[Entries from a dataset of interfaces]
[Start of section]

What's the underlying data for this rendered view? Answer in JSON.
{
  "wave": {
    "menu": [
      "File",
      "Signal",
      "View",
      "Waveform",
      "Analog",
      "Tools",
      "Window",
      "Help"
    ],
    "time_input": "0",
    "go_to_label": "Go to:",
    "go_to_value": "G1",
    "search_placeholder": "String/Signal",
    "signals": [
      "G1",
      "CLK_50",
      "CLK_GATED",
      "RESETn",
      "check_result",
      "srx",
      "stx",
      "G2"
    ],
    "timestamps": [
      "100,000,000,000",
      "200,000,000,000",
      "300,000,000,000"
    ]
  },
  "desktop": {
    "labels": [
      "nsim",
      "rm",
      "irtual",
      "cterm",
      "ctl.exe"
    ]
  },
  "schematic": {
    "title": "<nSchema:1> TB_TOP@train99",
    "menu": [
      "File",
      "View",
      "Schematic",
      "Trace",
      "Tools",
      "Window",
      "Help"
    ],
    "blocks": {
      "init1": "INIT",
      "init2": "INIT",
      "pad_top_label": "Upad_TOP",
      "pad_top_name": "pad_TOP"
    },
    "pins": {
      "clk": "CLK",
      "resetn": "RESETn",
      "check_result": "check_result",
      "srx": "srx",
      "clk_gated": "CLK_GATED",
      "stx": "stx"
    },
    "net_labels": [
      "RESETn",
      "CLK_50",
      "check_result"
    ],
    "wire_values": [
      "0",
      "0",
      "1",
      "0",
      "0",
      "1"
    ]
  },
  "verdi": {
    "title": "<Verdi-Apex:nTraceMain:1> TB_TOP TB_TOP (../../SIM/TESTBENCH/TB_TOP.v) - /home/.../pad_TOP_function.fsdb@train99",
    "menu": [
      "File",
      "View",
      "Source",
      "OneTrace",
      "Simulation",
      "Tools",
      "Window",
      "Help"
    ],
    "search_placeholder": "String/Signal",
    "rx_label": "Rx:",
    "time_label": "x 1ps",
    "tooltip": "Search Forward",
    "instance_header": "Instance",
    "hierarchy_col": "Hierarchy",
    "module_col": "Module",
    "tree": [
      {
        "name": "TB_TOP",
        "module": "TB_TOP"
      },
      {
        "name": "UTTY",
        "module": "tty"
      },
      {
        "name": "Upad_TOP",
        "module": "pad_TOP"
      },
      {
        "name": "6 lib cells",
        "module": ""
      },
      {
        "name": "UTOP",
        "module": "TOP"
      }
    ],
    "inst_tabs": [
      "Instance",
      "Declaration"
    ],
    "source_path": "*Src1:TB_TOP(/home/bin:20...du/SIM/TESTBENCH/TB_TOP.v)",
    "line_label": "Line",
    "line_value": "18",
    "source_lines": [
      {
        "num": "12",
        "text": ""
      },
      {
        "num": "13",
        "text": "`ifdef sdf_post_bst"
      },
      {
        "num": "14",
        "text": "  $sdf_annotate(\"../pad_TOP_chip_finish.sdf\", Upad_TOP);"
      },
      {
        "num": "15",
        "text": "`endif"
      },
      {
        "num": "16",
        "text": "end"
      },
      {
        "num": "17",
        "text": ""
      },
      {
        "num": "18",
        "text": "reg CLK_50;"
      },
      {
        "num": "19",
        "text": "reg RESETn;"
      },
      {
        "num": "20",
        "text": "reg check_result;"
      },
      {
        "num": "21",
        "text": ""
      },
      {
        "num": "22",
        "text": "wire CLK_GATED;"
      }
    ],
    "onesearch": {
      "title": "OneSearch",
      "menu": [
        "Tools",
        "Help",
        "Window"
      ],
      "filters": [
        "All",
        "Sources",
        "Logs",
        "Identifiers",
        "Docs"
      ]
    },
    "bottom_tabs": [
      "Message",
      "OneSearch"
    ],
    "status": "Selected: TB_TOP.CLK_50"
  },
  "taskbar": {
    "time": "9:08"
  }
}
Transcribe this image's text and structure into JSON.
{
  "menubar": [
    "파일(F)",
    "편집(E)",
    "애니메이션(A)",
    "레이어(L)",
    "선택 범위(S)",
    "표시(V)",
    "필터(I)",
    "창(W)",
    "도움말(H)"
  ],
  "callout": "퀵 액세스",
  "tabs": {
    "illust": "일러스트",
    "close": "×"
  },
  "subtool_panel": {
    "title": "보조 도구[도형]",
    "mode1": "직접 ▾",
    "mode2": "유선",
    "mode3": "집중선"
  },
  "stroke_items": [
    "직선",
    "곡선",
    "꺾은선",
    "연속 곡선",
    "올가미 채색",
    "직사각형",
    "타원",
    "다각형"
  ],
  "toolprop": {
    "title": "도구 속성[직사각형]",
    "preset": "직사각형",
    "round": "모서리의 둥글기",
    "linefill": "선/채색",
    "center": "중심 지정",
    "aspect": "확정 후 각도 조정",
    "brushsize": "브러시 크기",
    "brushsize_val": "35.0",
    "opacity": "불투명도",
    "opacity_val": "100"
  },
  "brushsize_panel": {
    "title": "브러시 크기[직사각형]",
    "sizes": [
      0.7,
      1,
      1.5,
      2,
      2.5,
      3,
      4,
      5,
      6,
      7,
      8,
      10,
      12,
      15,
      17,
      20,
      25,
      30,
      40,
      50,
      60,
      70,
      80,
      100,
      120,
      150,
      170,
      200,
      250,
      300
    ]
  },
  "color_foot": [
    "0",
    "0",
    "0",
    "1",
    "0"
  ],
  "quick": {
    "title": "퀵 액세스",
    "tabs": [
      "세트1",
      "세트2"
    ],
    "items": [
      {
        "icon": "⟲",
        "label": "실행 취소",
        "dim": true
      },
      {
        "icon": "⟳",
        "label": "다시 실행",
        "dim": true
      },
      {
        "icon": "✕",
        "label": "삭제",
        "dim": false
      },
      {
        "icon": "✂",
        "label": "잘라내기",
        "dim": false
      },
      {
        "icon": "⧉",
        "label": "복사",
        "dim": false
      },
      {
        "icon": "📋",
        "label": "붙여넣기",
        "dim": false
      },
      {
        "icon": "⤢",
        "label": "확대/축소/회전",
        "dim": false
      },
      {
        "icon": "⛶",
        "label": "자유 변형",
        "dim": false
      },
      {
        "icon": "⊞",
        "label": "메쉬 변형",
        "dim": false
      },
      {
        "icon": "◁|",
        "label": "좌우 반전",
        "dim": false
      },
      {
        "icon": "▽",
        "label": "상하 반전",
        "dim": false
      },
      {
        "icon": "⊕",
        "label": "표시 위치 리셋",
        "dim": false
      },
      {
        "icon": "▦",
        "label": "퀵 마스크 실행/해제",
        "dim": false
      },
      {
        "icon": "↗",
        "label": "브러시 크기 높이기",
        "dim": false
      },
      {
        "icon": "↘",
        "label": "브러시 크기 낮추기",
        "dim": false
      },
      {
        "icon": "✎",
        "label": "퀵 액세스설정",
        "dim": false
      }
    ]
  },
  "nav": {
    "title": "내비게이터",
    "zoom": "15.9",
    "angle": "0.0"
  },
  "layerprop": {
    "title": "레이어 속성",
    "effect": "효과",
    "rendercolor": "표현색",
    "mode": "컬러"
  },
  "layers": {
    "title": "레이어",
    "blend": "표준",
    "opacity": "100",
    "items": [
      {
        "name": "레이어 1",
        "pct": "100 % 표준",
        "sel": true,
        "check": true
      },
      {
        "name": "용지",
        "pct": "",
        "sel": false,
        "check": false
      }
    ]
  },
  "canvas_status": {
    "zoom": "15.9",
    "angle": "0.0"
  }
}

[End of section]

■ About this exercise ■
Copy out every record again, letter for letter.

■ Reply ■
What's the underlying data for this rendered view? Answer in JSON.
{
  "wave": {
    "menu": [
      "File",
      "Signal",
      "View",
      "Waveform",
      "Analog",
      "Tools",
      "Window",
      "Help"
    ],
    "time_input": "0",
    "go_to_label": "Go to:",
    "go_to_value": "G1",
    "search_placeholder": "String/Signal",
    "signals": [
      "G1",
      "CLK_50",
      "CLK_GATED",
      "RESETn",
      "check_result",
      "srx",
      "stx",
      "G2"
    ],
    "timestamps": [
      "100,000,000,000",
      "200,000,000,000",
      "300,000,000,000"
    ]
  },
  "desktop": {
    "labels": [
      "nsim",
      "rm",
      "irtual",
      "cterm",
      "ctl.exe"
    ]
  },
  "schematic": {
    "title": "<nSchema:1> TB_TOP@train99",
    "menu": [
      "File",
      "View",
      "Schematic",
      "Trace",
      "Tools",
      "Window",
      "Help"
    ],
    "blocks": {
      "init1": "INIT",
      "init2": "INIT",
      "pad_top_label": "Upad_TOP",
      "pad_top_name": "pad_TOP"
    },
    "pins": {
      "clk": "CLK",
      "resetn": "RESETn",
      "check_result": "check_result",
      "srx": "srx",
      "clk_gated": "CLK_GATED",
      "stx": "stx"
    },
    "net_labels": [
      "RESETn",
      "CLK_50",
      "check_result"
    ],
    "wire_values": [
      "0",
      "0",
      "1",
      "0",
      "0",
      "1"
    ]
  },
  "verdi": {
    "title": "<Verdi-Apex:nTraceMain:1> TB_TOP TB_TOP (../../SIM/TESTBENCH/TB_TOP.v) - /home/.../pad_TOP_function.fsdb@train99",
    "menu": [
      "File",
      "View",
      "Source",
      "OneTrace",
      "Simulation",
      "Tools",
      "Window",
      "Help"
    ],
    "search_placeholder": "String/Signal",
    "rx_label": "Rx:",
    "time_label": "x 1ps",
    "tooltip": "Search Forward",
    "instance_header": "Instance",
    "hierarchy_col": "Hierarchy",
    "module_col": "Module",
    "tree": [
      {
        "name": "TB_TOP",
        "module": "TB_TOP"
      },
      {
        "name": "UTTY",
        "module": "tty"
      },
      {
        "name": "Upad_TOP",
        "module": "pad_TOP"
      },
      {
        "name": "6 lib cells",
        "module": ""
      },
      {
        "name": "UTOP",
        "module": "TOP"
      }
    ],
    "inst_tabs": [
      "Instance",
      "Declaration"
    ],
    "source_path": "*Src1:TB_TOP(/home/bin:20...du/SIM/TESTBENCH/TB_TOP.v)",
    "line_label": "Line",
    "line_value": "18",
    "source_lines": [
      {
        "num": "12",
        "text": ""
      },
      {
        "num": "13",
        "text": "`ifdef sdf_post_bst"
      },
      {
        "num": "14",
        "text": "  $sdf_annotate(\"../pad_TOP_chip_finish.sdf\", Upad_TOP);"
      },
      {
        "num": "15",
        "text": "`endif"
      },
      {
        "num": "16",
        "text": "end"
      },
      {
        "num": "17",
        "text": ""
      },
      {
        "num": "18",
        "text": "reg CLK_50;"
      },
      {
        "num": "19",
        "text": "reg RESETn;"
      },
      {
        "num": "20",
        "text": "reg check_result;"
      },
      {
        "num": "21",
        "text": ""
      },
      {
        "num": "22",
        "text": "wire CLK_GATED;"
      }
    ],
    "onesearch": {
      "title": "OneSearch",
      "menu": [
        "Tools",
        "Help",
        "Window"
      ],
      "filters": [
        "All",
        "Sources",
        "Logs",
        "Identifiers",
        "Docs"
      ]
    },
    "bottom_tabs": [
      "Message",
      "OneSearch"
    ],
    "status": "Selected: TB_TOP.CLK_50"
  },
  "taskbar": {
    "time": "9:08"
  }
}
Transcribe this image's text and structure into JSON.
{
  "menubar": [
    "파일(F)",
    "편집(E)",
    "애니메이션(A)",
    "레이어(L)",
    "선택 범위(S)",
    "표시(V)",
    "필터(I)",
    "창(W)",
    "도움말(H)"
  ],
  "callout": "퀵 액세스",
  "tabs": {
    "illust": "일러스트",
    "close": "×"
  },
  "subtool_panel": {
    "title": "보조 도구[도형]",
    "mode1": "직접 ▾",
    "mode2": "유선",
    "mode3": "집중선"
  },
  "stroke_items": [
    "직선",
    "곡선",
    "꺾은선",
    "연속 곡선",
    "올가미 채색",
    "직사각형",
    "타원",
    "다각형"
  ],
  "toolprop": {
    "title": "도구 속성[직사각형]",
    "preset": "직사각형",
    "round": "모서리의 둥글기",
    "linefill": "선/채색",
    "center": "중심 지정",
    "aspect": "확정 후 각도 조정",
    "brushsize": "브러시 크기",
    "brushsize_val": "35.0",
    "opacity": "불투명도",
    "opacity_val": "100"
  },
  "brushsize_panel": {
    "title": "브러시 크기[직사각형]",
    "sizes": [
      0.7,
      1,
      1.5,
      2,
      2.5,
      3,
      4,
      5,
      6,
      7,
      8,
      10,
      12,
      15,
      17,
      20,
      25,
      30,
      40,
      50,
      60,
      70,
      80,
      100,
      120,
      150,
      170,
      200,
      250,
      300
    ]
  },
  "color_foot": [
    "0",
    "0",
    "0",
    "1",
    "0"
  ],
  "quick": {
    "title": "퀵 액세스",
    "tabs": [
      "세트1",
      "세트2"
    ],
    "items": [
      {
        "icon": "⟲",
        "label": "실행 취소",
        "dim": true
      },
      {
        "icon": "⟳",
        "label": "다시 실행",
        "dim": true
      },
      {
        "icon": "✕",
        "label": "삭제",
        "dim": false
      },
      {
        "icon": "✂",
        "label": "잘라내기",
        "dim": false
      },
      {
        "icon": "⧉",
        "label": "복사",
        "dim": false
      },
      {
        "icon": "📋",
        "label": "붙여넣기",
        "dim": false
      },
      {
        "icon": "⤢",
        "label": "확대/축소/회전",
        "dim": false
      },
      {
        "icon": "⛶",
        "label": "자유 변형",
        "dim": false
      },
      {
        "icon": "⊞",
        "label": "메쉬 변형",
        "dim": false
      },
      {
        "icon": "◁|",
        "label": "좌우 반전",
        "dim": false
      },
      {
        "icon": "▽",
        "label": "상하 반전",
        "dim": false
      },
      {
        "icon": "⊕",
        "label": "표시 위치 리셋",
        "dim": false
      },
      {
        "icon": "▦",
        "label": "퀵 마스크 실행/해제",
        "dim": false
      },
      {
        "icon": "↗",
        "label": "브러시 크기 높이기",
        "dim": false
      },
      {
        "icon": "↘",
        "label": "브러시 크기 낮추기",
        "dim": false
      },
      {
        "icon": "✎",
        "label": "퀵 액세스설정",
        "dim": false
      }
    ]
  },
  "nav": {
    "title": "내비게이터",
    "zoom": "15.9",
    "angle": "0.0"
  },
  "layerprop": {
    "title": "레이어 속성",
    "effect": "효과",
    "rendercolor": "표현색",
    "mode": "컬러"
  },
  "layers": {
    "title": "레이어",
    "blend": "표준",
    "opacity": "100",
    "items": [
      {
        "name": "레이어 1",
        "pct": "100 % 표준",
        "sel": true,
        "check": true
      },
      {
        "name": "용지",
        "pct": "",
        "sel": false,
        "check": false
      }
    ]
  },
  "canvas_status": {
    "zoom": "15.9",
    "angle": "0.0"
  }
}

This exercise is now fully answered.